Fair Work Agreements

The Coalition Government are pushing ahead with their plans to introduce Fair Work Agreements into New Zealand workplaces, with the announcement that it is their intention to have at least two of these agreements in place during their first political term. So, what is a Fair Work Agreement and how will their existence change the way we set wage rates for Employees in New Zealand?

The Government has indicated that they wish to introduce a system which is not dissimilar to the Australian Modern Award process, despite the majority of Australian businesses stating that they would prefer to have the free and flexible bargaining environment enjoyed by NZ Employers – and Employees for that matter.

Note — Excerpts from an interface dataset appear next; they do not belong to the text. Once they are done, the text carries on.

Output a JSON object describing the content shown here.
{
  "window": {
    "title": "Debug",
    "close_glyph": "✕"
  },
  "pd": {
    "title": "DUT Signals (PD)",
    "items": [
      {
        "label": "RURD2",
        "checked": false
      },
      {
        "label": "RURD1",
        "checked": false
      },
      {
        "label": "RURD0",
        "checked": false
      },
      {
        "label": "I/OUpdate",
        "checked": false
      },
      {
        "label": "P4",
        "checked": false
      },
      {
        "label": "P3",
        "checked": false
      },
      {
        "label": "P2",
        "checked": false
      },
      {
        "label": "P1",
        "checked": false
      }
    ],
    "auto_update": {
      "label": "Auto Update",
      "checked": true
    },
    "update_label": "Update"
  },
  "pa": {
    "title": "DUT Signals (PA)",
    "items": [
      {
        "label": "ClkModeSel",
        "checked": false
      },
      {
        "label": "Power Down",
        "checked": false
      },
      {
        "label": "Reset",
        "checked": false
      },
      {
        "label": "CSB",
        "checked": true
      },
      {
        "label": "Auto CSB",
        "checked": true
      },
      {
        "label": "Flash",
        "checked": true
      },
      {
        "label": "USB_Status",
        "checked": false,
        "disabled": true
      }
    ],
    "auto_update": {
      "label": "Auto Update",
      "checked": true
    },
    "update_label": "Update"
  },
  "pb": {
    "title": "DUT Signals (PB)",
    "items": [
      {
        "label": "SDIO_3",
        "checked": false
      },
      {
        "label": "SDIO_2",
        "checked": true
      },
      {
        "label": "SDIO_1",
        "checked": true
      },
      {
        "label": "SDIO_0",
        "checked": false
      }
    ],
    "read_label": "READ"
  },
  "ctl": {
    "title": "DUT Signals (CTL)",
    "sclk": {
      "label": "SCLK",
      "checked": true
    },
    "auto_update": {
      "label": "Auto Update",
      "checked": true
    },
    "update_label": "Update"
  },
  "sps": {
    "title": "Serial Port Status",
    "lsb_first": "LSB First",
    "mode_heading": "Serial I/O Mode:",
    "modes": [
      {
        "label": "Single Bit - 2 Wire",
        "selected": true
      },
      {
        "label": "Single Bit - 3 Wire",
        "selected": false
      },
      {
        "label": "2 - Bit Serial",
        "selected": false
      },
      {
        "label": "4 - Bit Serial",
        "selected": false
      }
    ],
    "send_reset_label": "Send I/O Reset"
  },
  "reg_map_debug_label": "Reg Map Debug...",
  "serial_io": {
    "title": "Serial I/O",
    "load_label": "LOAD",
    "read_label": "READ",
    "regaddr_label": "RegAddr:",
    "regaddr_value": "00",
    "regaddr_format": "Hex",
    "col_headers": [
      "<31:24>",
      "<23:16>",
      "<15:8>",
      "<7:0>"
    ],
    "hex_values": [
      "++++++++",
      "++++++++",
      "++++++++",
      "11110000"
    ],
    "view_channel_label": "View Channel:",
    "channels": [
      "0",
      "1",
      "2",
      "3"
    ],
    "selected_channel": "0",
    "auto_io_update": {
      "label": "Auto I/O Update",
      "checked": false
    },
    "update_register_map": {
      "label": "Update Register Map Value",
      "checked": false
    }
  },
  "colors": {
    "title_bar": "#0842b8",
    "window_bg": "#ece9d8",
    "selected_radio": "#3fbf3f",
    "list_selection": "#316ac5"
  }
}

The Australian Fair Work Act 2009 introduced the concept of Modern Awards and since then, 122 modern occupational and industry awards have been put in place. Most awards have industry, not occupational coverage, and apply to Employees falling within the specified classification structure.

A traditional Modern Award will stipulate: the minimum wage rate for each classification of Employee (i.e. trade, technical or supervisory roles); any required allowances to be paid to Employees; provisions for casual, full time or part time Employees; details of Hours of Work provisions; and penalty rates for overtime, shift or weekend work.

As a result of the above, the 122 Modern Awards have resulted in the introduction of thousands of minimum wage rates as each award contains different wage rates for different categories of Employees. Currently, approximately 22% of Australian Employees are paid award rates and, less than 1% of Employees are paid at the National Minimum Wage Rate ($18.93 per hour) as the minimum rate on the majority of Modern Awards is greater. Casual Employees get a 25% loading over and above the National Minimum Wage Rate.

The current Australian system is maintained by a third party independent tribunal with award variations being based on submissions and evidence presented (primarily by Unions) rather than economic or political factors. The system is highly complicated, creating high risk and high compliance risks for Employers. Modern Awards are particularly complex and burdensome for small Employers.

Although, initially the rates were set through negotiations between Unions and Employers, the system has progressed to a point where the Fair Work Commission has less respect for the outcome of negotiations and the views of the industrial parties.

Prior to the early 1990’s only two (2) countries in the world had a workplace award system: Australia and New Zealand. Australia was the only country to maintain this when free market bargaining was introduced into New Zealand.

The NZ Government have advised that, in seeking to implement a similar model within their first political term, they will focus specifically on Truck and Bus Drivers (Nationally) as they believe that these two (2) groups of Employees are particularly disadvantaged in current wage negotiation processes.

Why are we wanting to return to a system that no other country wishes to adopt, and Australian businesses would freely abandon if given the opportunity?

If you have any questions in relation to any of the pending Employment Law Reforms, please feel free to contact us.

The Employer File is written by Russell Drake, of Russell Drake Consulting Ltd., Specialist Employment Relations Consultants who act exclusively for Employers – see www.russelldrakeconsulting.co.nz or phone (07) 838 0018.